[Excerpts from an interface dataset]
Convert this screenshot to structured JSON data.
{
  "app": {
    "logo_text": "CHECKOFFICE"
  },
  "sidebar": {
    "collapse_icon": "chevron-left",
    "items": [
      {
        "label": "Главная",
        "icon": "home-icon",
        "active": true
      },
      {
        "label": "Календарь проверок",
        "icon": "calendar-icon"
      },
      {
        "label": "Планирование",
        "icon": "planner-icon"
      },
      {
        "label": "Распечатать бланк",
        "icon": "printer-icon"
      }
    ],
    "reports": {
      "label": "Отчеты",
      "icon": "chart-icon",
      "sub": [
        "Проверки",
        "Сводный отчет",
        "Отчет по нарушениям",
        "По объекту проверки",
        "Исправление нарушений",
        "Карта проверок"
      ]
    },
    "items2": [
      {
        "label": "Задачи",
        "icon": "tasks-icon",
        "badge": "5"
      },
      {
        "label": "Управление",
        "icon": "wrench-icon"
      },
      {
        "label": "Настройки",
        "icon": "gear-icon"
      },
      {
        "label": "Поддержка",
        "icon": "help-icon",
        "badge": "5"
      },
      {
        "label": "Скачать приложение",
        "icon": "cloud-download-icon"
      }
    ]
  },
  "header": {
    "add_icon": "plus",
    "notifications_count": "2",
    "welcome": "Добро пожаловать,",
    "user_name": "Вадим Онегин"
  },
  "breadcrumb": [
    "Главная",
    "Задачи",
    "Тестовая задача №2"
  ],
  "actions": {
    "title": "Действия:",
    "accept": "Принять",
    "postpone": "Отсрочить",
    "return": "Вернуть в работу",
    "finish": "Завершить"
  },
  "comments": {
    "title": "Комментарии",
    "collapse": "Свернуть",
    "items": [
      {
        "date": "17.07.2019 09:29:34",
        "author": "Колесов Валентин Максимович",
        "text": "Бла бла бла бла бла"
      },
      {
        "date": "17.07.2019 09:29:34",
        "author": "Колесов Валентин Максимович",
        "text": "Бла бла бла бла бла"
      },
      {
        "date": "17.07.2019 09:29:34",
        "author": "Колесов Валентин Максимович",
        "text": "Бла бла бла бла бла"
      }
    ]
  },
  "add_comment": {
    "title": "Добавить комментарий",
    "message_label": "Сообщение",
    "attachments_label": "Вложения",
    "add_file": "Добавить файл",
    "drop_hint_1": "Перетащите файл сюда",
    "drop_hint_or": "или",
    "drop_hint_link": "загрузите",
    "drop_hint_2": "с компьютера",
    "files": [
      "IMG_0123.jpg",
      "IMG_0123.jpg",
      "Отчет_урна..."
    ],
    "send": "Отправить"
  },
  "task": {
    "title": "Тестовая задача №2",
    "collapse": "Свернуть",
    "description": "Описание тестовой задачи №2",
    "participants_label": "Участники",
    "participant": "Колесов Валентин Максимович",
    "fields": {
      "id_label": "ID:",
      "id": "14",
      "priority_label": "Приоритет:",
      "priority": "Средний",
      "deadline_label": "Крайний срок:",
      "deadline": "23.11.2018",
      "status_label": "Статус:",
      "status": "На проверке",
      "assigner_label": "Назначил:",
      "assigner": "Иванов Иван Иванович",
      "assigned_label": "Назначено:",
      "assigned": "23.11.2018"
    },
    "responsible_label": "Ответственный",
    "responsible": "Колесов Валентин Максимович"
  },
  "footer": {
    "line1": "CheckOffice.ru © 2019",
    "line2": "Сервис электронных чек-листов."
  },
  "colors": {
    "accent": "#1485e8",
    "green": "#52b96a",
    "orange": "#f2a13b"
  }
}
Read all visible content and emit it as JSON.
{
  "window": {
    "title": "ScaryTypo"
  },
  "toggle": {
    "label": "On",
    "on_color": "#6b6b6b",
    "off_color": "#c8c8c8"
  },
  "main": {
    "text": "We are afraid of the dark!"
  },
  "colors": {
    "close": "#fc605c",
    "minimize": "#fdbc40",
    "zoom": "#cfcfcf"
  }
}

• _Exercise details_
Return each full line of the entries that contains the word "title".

• _Response to the task_
    "title": "Действия:",
    "title": "Комментарии",
    "title": "Добавить комментарий",
    "title": "Тестовая задача №2",
    "title": "ScaryTypo"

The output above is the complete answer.